5G broadband is expected to become the norm in Japan in the not too distant future. At present, 5G is only used in confined spaces such as inside buildings. It has been authorised for outdoor use, but because the 5G signal uses the high 28 GHz band, it can only travel short distances. Installing so many transmitters makes 5G prohibitively expensive. This makes it tricky to establish a stable wi-fi connection in moving vehicles such as trains and cars.

One of the challenges facing broadband suppliers until now has been how to switch from a private network and a public network, which is particularly important when you’re on the move.
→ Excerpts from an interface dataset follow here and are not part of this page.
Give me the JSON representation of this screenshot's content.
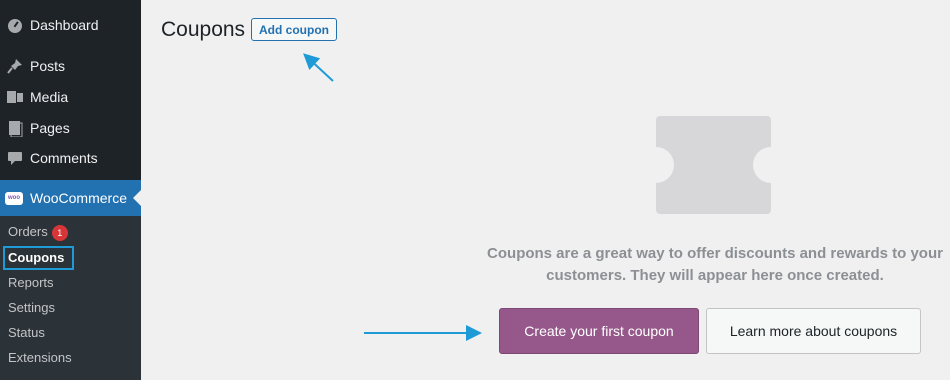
{
  "sidebar": {
    "items": [
      {
        "label": "Dashboard",
        "icon": "dashboard-icon"
      },
      {
        "label": "Posts",
        "icon": "pin-icon"
      },
      {
        "label": "Media",
        "icon": "media-icon"
      },
      {
        "label": "Pages",
        "icon": "pages-icon"
      },
      {
        "label": "Comments",
        "icon": "comment-icon"
      }
    ],
    "woocommerce": {
      "label": "WooCommerce",
      "logo_text": "woo"
    },
    "submenu": [
      {
        "label": "Orders",
        "badge": "1"
      },
      {
        "label": "Coupons"
      },
      {
        "label": "Reports"
      },
      {
        "label": "Settings"
      },
      {
        "label": "Status"
      },
      {
        "label": "Extensions"
      }
    ]
  },
  "header": {
    "title": "Coupons",
    "add_button": "Add coupon"
  },
  "empty_state": {
    "message": "Coupons are a great way to offer discounts and rewards to your customers. They will appear here once created.",
    "primary_button": "Create your first coupon",
    "secondary_button": "Learn more about coupons"
  },
  "colors": {
    "sidebar_bg": "#1d2327",
    "active_menu": "#2271b1",
    "primary_button": "#96588a",
    "annotation": "#1e9bd7",
    "badge": "#d63638"
  }
}
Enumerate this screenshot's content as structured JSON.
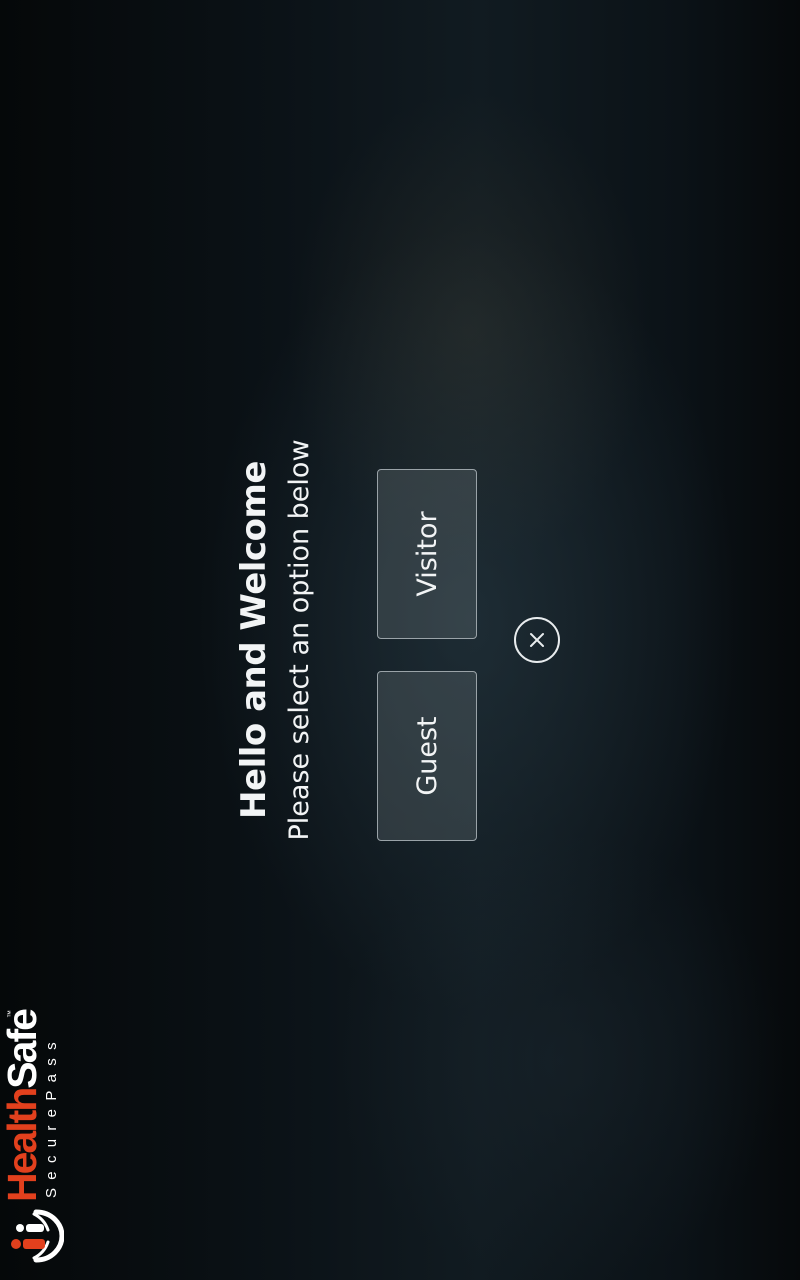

It is possible using the existing technology but switching can take up to four minutes and many wi-fi users get frustrated at having to wait for so long.

Now a team of IT engineers from the National Institute of Information and Communications Technology, JR East and the Railway Technical Research Institute has come up with a solution. They deployed a stand-alone linear spot cell using the 5G frequency on the JR East Karasuyama Line in Tochigi prefecture. Then they installed a terminal that used the new technology on a moving train.

They were able to switch from the public network provided by a telecommunications carrier to an independent spot cell installed by the network operator along the railway line. What is more, they succeeded in reducing the connection time to less than five seconds on average.

Seibu Ikebukuro Line in Nerima, Japan | Pikrepo.com

The development of this basic wireless technology enables smooth high-speed switching between public and private networks, even in mobile environments. By accessing the private network in advance via a public network, cell search and the authentication procedure are performed as you pass the spot cell. There is no need to share subscriber information between private network operators and public network operators. This significantly shortens the time needed to process the login request, allowing for a smooth switch between the public network and the private network.

The team of engineers also succeeded in simultaneously transmitting video from multiple cameras installed on the ground to the terminal on the train as it passed the linear spot cell. When using the public network, the lag time was about 800 milliseconds, but after switching the connection to the private network, this was shortened to about 10 milliseconds. As a result, the quality of the video was much improved.

Once this technology becomes widely available, it will be possible to provide a stable 5G connection to people on the move, even in cars and on trains. 5G is also expected to be widely used wherever it is difficult to arrange spot cells densely, such as on farms, transportation infrastructure, and disaster prevention systems.

By - George Lloyd.